Cannabis marketplace Wikileaf is preparing to go public next week.
The Seattle-based startup will become one of just a handful of cannabis stocks when it’s listed on the Canadian Securities Exchange (CSE). Wikileaf, which offers customers price comparisons on local medicinal and recreational marijuana, won’t go through a traditional IPO. Instead, the company will go public through a reverse takeover, or RTO, via a merger with investment firm Kona Capital.
“This public listing marks a significant milestone for both Wikileaf and the industry as a whole,” founder and CEO Dan Nelson told Observer. He went on to note that tech companies “are a vastly underrepresented asset within the publicly-traded cannabis sector,” which makes Wikileaf’s public debut a trailblazer for similar startups. “Wikileaf will be able to provide investors with value outside of traditional licensed producers.”
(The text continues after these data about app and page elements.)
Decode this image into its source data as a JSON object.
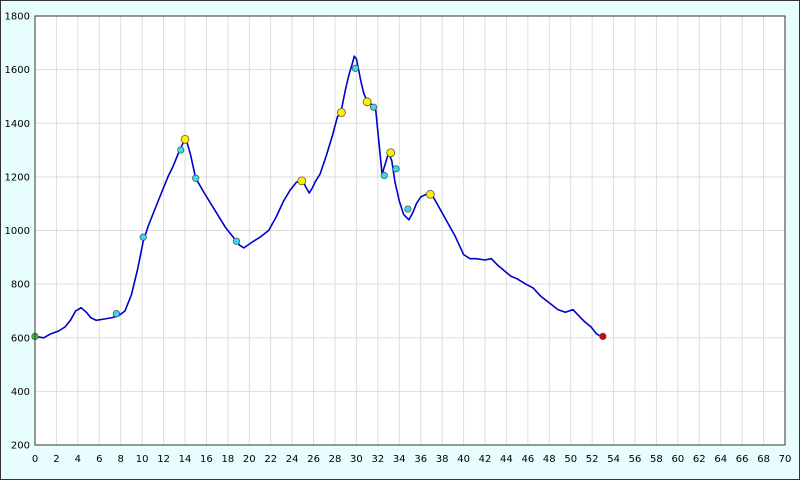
{
  "colors": {
    "background": "#e8fdfd",
    "plot_background": "#ffffff",
    "grid": "#dddddd",
    "line": "#0000cc",
    "marker_start": "#33cc33",
    "marker_end": "#dd0000",
    "marker_cyan": "#33ddee",
    "marker_yellow": "#ffee00"
  },
  "chart_data": {
    "type": "line",
    "title": "",
    "xlabel": "",
    "ylabel": "",
    "xlim": [
      0,
      70
    ],
    "ylim": [
      200,
      1800
    ],
    "grid": true,
    "x_ticks": [
      0,
      2,
      4,
      6,
      8,
      10,
      12,
      14,
      16,
      18,
      20,
      22,
      24,
      26,
      28,
      30,
      32,
      34,
      36,
      38,
      40,
      42,
      44,
      46,
      48,
      50,
      52,
      54,
      56,
      58,
      60,
      62,
      64,
      66,
      68,
      70
    ],
    "y_ticks": [
      200,
      400,
      600,
      800,
      1000,
      1200,
      1400,
      1600,
      1800
    ],
    "series": [
      {
        "x": [
          0,
          0.8,
          1.5,
          2.2,
          2.8,
          3.3,
          3.8,
          4.3,
          4.8,
          5.2,
          5.7,
          6.5,
          7.2,
          7.8,
          8.4,
          9.0,
          9.6,
          10.1,
          10.6,
          11.2,
          11.8,
          12.4,
          12.9,
          13.4,
          13.8,
          14.1,
          14.5,
          15.0,
          15.8,
          16.8,
          17.8,
          18.6,
          19.1,
          19.5,
          20.2,
          21.0,
          21.8,
          22.5,
          23.2,
          23.8,
          24.4,
          25.0,
          25.3,
          25.6,
          25.9,
          26.2,
          26.6,
          27.2,
          27.8,
          28.2,
          28.6,
          29.0,
          29.3,
          29.6,
          29.8,
          30.0,
          30.2,
          30.4,
          30.7,
          31.0,
          31.4,
          31.8,
          32.1,
          32.4,
          32.7,
          33.0,
          33.3,
          33.6,
          34.0,
          34.4,
          34.9,
          35.3,
          35.6,
          36.0,
          36.5,
          37.1,
          37.8,
          38.5,
          39.2,
          40.0,
          40.6,
          41.2,
          42.0,
          42.6,
          43.2,
          43.8,
          44.4,
          45.0,
          45.8,
          46.5,
          47.2,
          48.0,
          48.8,
          49.5,
          50.2,
          50.8,
          51.3,
          51.9,
          52.4,
          52.8,
          53.0
        ],
        "y": [
          605,
          600,
          615,
          625,
          640,
          665,
          700,
          712,
          695,
          675,
          665,
          670,
          675,
          682,
          700,
          760,
          860,
          960,
          1020,
          1080,
          1140,
          1200,
          1240,
          1290,
          1325,
          1340,
          1285,
          1195,
          1140,
          1075,
          1010,
          970,
          945,
          935,
          955,
          975,
          1000,
          1050,
          1110,
          1150,
          1180,
          1185,
          1160,
          1140,
          1160,
          1185,
          1210,
          1280,
          1360,
          1420,
          1450,
          1530,
          1580,
          1620,
          1650,
          1640,
          1600,
          1560,
          1510,
          1485,
          1470,
          1450,
          1330,
          1210,
          1250,
          1290,
          1260,
          1180,
          1110,
          1060,
          1040,
          1070,
          1100,
          1125,
          1135,
          1130,
          1080,
          1030,
          980,
          910,
          895,
          895,
          890,
          895,
          870,
          850,
          830,
          820,
          800,
          785,
          755,
          730,
          705,
          695,
          705,
          680,
          660,
          640,
          615,
          605,
          605
        ]
      }
    ],
    "markers": [
      {
        "x": 0,
        "y": 605,
        "kind": "start"
      },
      {
        "x": 7.6,
        "y": 690,
        "kind": "cyan"
      },
      {
        "x": 10.1,
        "y": 975,
        "kind": "cyan"
      },
      {
        "x": 13.6,
        "y": 1300,
        "kind": "cyan"
      },
      {
        "x": 14.0,
        "y": 1340,
        "kind": "yellow"
      },
      {
        "x": 15.0,
        "y": 1195,
        "kind": "cyan"
      },
      {
        "x": 18.8,
        "y": 960,
        "kind": "cyan"
      },
      {
        "x": 24.9,
        "y": 1185,
        "kind": "yellow"
      },
      {
        "x": 28.6,
        "y": 1440,
        "kind": "yellow"
      },
      {
        "x": 29.9,
        "y": 1605,
        "kind": "cyan"
      },
      {
        "x": 31.0,
        "y": 1480,
        "kind": "yellow"
      },
      {
        "x": 31.6,
        "y": 1460,
        "kind": "cyan"
      },
      {
        "x": 32.6,
        "y": 1205,
        "kind": "cyan"
      },
      {
        "x": 33.2,
        "y": 1290,
        "kind": "yellow"
      },
      {
        "x": 33.7,
        "y": 1230,
        "kind": "cyan"
      },
      {
        "x": 34.8,
        "y": 1080,
        "kind": "cyan"
      },
      {
        "x": 36.9,
        "y": 1135,
        "kind": "yellow"
      },
      {
        "x": 53.0,
        "y": 605,
        "kind": "end"
      }
    ]
  }
}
The move will provide the company with $6.8 million CAD ($5.1 million USD) “to further build out the platform and make key strategic hires.” The figure will follow the $6.8 million CAD funding round Wikileaf closed in May.
As the legal cannabis industry grows thanks to legalization efforts, the global industry is expected to hit $66.3 billion by the end of 2025, with up-and-coming companies all hoping for their own piece of that pie.
Wikileaf currently hosts more than 3,800 listings, consisting of legal recreational dispensaries, medical dispensaries and cannabis brands from across the U.S. and Canada. Earlier this year, the company launched updated versions of its web and app platforms.
Following the public debut, Nelson said Wikileaf will expand operations in the U.S, including the opening of satellite offices in “areas with high dispensary densities” like Southern California, as well as emerging markets like Oklahoma. Nelson went on to say that the company will also be adding new product pages in the coming months, allowing consumers to find their favorite cannabis products in nearby dispensaries.
Last month, the company joined Weemaps in banning unlicensed businesses from its platform, shortly before announcing its RTO. Following complaints from state-regulated businesses, Wikileaf agreed to take down the black market players that were directly competing for customers on its site.
Nelson said that, at the time, it was the preparation for Wikileaf’s CSE debut, along with cannabis partners’ concerns, which prompted the company “to pull the trigger” and de-list illegitimate dispensaries.